> YOUR ASSIGNMENT:
From the first line to the last, write out the records exactly.

> Data records for software interfaces:
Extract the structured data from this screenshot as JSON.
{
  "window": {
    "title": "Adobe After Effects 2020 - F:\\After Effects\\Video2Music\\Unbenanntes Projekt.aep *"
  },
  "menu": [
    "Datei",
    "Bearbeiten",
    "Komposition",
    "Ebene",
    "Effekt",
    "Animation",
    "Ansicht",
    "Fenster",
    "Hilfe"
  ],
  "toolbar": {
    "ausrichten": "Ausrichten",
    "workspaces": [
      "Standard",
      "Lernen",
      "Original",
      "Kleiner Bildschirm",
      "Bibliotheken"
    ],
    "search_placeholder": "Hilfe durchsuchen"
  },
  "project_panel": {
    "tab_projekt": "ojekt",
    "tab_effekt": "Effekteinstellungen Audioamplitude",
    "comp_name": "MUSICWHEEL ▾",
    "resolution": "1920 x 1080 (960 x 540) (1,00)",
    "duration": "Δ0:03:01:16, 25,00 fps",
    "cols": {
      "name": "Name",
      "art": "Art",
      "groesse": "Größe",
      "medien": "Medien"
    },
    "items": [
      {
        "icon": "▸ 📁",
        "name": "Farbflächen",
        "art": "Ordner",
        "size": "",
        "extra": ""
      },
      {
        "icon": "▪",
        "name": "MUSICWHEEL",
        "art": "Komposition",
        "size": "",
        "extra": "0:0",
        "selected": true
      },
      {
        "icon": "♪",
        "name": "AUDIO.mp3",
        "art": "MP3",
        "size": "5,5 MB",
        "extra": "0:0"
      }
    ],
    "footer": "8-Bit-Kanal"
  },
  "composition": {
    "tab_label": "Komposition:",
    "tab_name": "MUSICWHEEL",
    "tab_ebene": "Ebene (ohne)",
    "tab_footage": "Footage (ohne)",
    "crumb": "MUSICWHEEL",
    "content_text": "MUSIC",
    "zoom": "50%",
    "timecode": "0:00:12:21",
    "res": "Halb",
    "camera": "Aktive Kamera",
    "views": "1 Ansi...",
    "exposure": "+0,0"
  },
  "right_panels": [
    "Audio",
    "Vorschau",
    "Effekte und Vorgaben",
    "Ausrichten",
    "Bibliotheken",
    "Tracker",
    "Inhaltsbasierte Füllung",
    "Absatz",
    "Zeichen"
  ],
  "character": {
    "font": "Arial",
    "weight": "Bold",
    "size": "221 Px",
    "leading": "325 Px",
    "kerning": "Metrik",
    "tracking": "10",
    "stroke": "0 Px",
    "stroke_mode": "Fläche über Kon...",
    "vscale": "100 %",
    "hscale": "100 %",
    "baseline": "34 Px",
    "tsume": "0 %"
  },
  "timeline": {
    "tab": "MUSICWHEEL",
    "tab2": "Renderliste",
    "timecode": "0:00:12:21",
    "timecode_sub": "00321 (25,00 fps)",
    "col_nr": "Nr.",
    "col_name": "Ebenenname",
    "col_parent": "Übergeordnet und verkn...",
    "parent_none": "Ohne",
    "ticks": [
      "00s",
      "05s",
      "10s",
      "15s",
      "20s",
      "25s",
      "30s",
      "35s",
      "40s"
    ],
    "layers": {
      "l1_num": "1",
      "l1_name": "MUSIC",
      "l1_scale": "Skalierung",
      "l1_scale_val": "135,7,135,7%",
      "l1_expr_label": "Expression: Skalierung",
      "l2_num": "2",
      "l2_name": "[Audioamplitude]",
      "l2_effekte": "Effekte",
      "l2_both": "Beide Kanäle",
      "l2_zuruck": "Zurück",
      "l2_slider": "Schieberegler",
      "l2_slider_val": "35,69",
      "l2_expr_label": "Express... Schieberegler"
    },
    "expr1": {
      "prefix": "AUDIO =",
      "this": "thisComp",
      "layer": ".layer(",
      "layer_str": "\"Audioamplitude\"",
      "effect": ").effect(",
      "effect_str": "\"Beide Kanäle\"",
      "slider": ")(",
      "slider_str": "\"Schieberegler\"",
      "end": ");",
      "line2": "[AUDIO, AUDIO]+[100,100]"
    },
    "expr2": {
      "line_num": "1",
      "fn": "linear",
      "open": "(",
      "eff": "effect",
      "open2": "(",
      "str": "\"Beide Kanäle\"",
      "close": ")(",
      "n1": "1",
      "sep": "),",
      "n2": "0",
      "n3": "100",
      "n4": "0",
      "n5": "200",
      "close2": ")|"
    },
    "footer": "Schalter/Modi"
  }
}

> TASK OUTPUT:
Extract the structured data from this screenshot as JSON.
{
  "window": {
    "title": "Adobe After Effects 2020 - F:\\After Effects\\Video2Music\\Unbenanntes Projekt.aep *"
  },
  "menu": [
    "Datei",
    "Bearbeiten",
    "Komposition",
    "Ebene",
    "Effekt",
    "Animation",
    "Ansicht",
    "Fenster",
    "Hilfe"
  ],
  "toolbar": {
    "ausrichten": "Ausrichten",
    "workspaces": [
      "Standard",
      "Lernen",
      "Original",
      "Kleiner Bildschirm",
      "Bibliotheken"
    ],
    "search_placeholder": "Hilfe durchsuchen"
  },
  "project_panel": {
    "tab_projekt": "ojekt",
    "tab_effekt": "Effekteinstellungen Audioamplitude",
    "comp_name": "MUSICWHEEL ▾",
    "resolution": "1920 x 1080 (960 x 540) (1,00)",
    "duration": "Δ0:03:01:16, 25,00 fps",
    "cols": {
      "name": "Name",
      "art": "Art",
      "groesse": "Größe",
      "medien": "Medien"
    },
    "items": [
      {
        "icon": "▸ 📁",
        "name": "Farbflächen",
        "art": "Ordner",
        "size": "",
        "extra": ""
      },
      {
        "icon": "▪",
        "name": "MUSICWHEEL",
        "art": "Komposition",
        "size": "",
        "extra": "0:0",
        "selected": true
      },
      {
        "icon": "♪",
        "name": "AUDIO.mp3",
        "art": "MP3",
        "size": "5,5 MB",
        "extra": "0:0"
      }
    ],
    "footer": "8-Bit-Kanal"
  },
  "composition": {
    "tab_label": "Komposition:",
    "tab_name": "MUSICWHEEL",
    "tab_ebene": "Ebene (ohne)",
    "tab_footage": "Footage (ohne)",
    "crumb": "MUSICWHEEL",
    "content_text": "MUSIC",
    "zoom": "50%",
    "timecode": "0:00:12:21",
    "res": "Halb",
    "camera": "Aktive Kamera",
    "views": "1 Ansi...",
    "exposure": "+0,0"
  },
  "right_panels": [
    "Audio",
    "Vorschau",
    "Effekte und Vorgaben",
    "Ausrichten",
    "Bibliotheken",
    "Tracker",
    "Inhaltsbasierte Füllung",
    "Absatz",
    "Zeichen"
  ],
  "character": {
    "font": "Arial",
    "weight": "Bold",
    "size": "221 Px",
    "leading": "325 Px",
    "kerning": "Metrik",
    "tracking": "10",
    "stroke": "0 Px",
    "stroke_mode": "Fläche über Kon...",
    "vscale": "100 %",
    "hscale": "100 %",
    "baseline": "34 Px",
    "tsume": "0 %"
  },
  "timeline": {
    "tab": "MUSICWHEEL",
    "tab2": "Renderliste",
    "timecode": "0:00:12:21",
    "timecode_sub": "00321 (25,00 fps)",
    "col_nr": "Nr.",
    "col_name": "Ebenenname",
    "col_parent": "Übergeordnet und verkn...",
    "parent_none": "Ohne",
    "ticks": [
      "00s",
      "05s",
      "10s",
      "15s",
      "20s",
      "25s",
      "30s",
      "35s",
      "40s"
    ],
    "layers": {
      "l1_num": "1",
      "l1_name": "MUSIC",
      "l1_scale": "Skalierung",
      "l1_scale_val": "135,7,135,7%",
      "l1_expr_label": "Expression: Skalierung",
      "l2_num": "2",
      "l2_name": "[Audioamplitude]",
      "l2_effekte": "Effekte",
      "l2_both": "Beide Kanäle",
      "l2_zuruck": "Zurück",
      "l2_slider": "Schieberegler",
      "l2_slider_val": "35,69",
      "l2_expr_label": "Express... Schieberegler"
    },
    "expr1": {
      "prefix": "AUDIO =",
      "this": "thisComp",
      "layer": ".layer(",
      "layer_str": "\"Audioamplitude\"",
      "effect": ").effect(",
      "effect_str": "\"Beide Kanäle\"",
      "slider": ")(",
      "slider_str": "\"Schieberegler\"",
      "end": ");",
      "line2": "[AUDIO, AUDIO]+[100,100]"
    },
    "expr2": {
      "line_num": "1",
      "fn": "linear",
      "open": "(",
      "eff": "effect",
      "open2": "(",
      "str": "\"Beide Kanäle\"",
      "close": ")(",
      "n1": "1",
      "sep": "),",
      "n2": "0",
      "n3": "100",
      "n4": "0",
      "n5": "200",
      "close2": ")|"
    },
    "footer": "Schalter/Modi"
  }
}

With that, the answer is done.